Lym­phoma has many sub­types, most are clas­si­fied as Hodgk­in’s or Non-Hodgk­in’s lym­phoma. Fine-nee­dle aspi­ra­tion is rec­om­mend­ed as the first step to rule out anoth­er type of head and neck malig­nan­cy. Exci­sion of the lesion is fre­quent­ly need­ed for your physi­cian to find your diag­no­sis. Symp­toms that may lead your doc­tor to order a biop­sy include changes in voice, dif­fi­cul­ty swal­low­ing or an abnormal/​discolored area in your mouth (your den­tist would iden­ti­fy this upon reg­u­lar clean­ings and X‑rays). If not caught ear­ly with pre­ven­tive care, oth­er symp­toms you may notice could include any of the fol­low­ing: enlarged lymph nodes, loss of appetite, rapid weight loss, fatigue, recur­ring fever or night sweats.

Patients at risk for devel­op­ing lym­phoma usu­al­ly have a com­bi­na­tion of fac­tors that, in com­bi­na­tion, have caused cells in the lymph nodes to become repro­grammed so that they no longer progress through the break­down process. This results in a mass or tumor. Some risk fac­tors include treat­ment for HIV or hepati­tis B or C, pro­longed expo­sure to tox­ic chem­i­cals and inher­it­ed immun­od­e­fi­cien­cy dis­eases.

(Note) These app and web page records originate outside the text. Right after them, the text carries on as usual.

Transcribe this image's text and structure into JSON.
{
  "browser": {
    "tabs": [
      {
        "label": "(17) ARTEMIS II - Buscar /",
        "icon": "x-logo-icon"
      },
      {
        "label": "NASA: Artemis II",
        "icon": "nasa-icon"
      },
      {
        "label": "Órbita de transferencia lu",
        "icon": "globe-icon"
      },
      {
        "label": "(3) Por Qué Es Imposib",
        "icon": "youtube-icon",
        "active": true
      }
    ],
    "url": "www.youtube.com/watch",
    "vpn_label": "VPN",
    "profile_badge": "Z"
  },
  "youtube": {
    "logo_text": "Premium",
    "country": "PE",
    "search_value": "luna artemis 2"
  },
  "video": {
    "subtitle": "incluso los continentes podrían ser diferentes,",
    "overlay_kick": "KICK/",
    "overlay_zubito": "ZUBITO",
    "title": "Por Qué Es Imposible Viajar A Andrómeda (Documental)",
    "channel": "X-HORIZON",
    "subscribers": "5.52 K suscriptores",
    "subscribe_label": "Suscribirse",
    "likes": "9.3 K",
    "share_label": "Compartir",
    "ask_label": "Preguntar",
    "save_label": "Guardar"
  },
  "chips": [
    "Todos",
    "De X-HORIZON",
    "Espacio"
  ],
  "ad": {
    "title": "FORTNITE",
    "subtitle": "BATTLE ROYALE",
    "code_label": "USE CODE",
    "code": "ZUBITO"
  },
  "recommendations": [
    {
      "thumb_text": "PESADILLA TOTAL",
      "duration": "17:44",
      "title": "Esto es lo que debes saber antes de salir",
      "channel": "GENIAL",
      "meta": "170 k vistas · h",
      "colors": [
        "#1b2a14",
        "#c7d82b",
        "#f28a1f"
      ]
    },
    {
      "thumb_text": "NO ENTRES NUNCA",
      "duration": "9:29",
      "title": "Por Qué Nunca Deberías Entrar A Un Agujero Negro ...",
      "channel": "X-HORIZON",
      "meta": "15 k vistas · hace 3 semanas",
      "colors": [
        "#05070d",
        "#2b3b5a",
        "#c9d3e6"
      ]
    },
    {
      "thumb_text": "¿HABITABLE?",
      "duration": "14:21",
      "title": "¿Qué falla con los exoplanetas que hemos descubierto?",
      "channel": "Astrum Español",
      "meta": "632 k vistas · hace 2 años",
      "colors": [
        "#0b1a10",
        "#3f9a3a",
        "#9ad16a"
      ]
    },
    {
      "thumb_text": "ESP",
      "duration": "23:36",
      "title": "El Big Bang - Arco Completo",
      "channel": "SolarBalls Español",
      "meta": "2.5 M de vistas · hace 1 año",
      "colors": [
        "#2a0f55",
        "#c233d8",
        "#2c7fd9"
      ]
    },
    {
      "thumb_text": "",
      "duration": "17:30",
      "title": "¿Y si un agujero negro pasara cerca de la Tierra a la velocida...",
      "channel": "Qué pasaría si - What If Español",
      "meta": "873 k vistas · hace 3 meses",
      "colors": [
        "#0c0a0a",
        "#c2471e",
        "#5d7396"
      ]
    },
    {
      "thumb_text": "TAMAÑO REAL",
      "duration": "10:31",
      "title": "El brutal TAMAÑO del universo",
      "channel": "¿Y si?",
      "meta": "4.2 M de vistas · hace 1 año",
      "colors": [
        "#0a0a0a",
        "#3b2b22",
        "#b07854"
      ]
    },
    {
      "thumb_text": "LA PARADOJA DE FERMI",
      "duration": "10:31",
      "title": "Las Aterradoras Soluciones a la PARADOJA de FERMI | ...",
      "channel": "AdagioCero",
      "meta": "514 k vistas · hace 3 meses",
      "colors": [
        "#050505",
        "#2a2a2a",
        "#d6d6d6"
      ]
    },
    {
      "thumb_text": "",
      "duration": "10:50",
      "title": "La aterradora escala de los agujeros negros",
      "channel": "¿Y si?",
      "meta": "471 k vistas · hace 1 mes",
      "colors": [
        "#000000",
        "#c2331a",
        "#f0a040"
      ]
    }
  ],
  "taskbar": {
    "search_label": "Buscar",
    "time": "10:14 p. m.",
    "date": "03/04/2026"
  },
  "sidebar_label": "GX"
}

The first step in treat­ing lym­phoma is for your oto­laryn­gol­o­gist to deter­mine if the can­cer is grow­ing on the out­side of the lymph node or if it has pen­e­trat­ed the cap­sule of the node and spread to oth­er areas of the body. Your oto­laryn­gol­o­gist will per­form a biop­sy, or removal of some or all of the lymph node that is in ques­tion. Tests will be run to find out the stage of the tumor and the type of can­cer that has formed. At that point, your physi­cian will rec­om­mend the best treat­ment options for your indi­vid­ual case.

Head and neck can­cers are high­ly treat­able when caught ear­ly. It is impor­tant to keep reg­u­lar appoint­ments for check-ups with your pri­ma­ry care physi­cian and den­tist so that your health is mon­i­tored and abnor­mal­i­ties are iden­ti­fied as soon as pos­si­ble. Sched­ule an appoint­ment with your pri­ma­ry care provider today to dis­cuss your risk fac­tors for head, neck or oral cancer. 

Health Topics: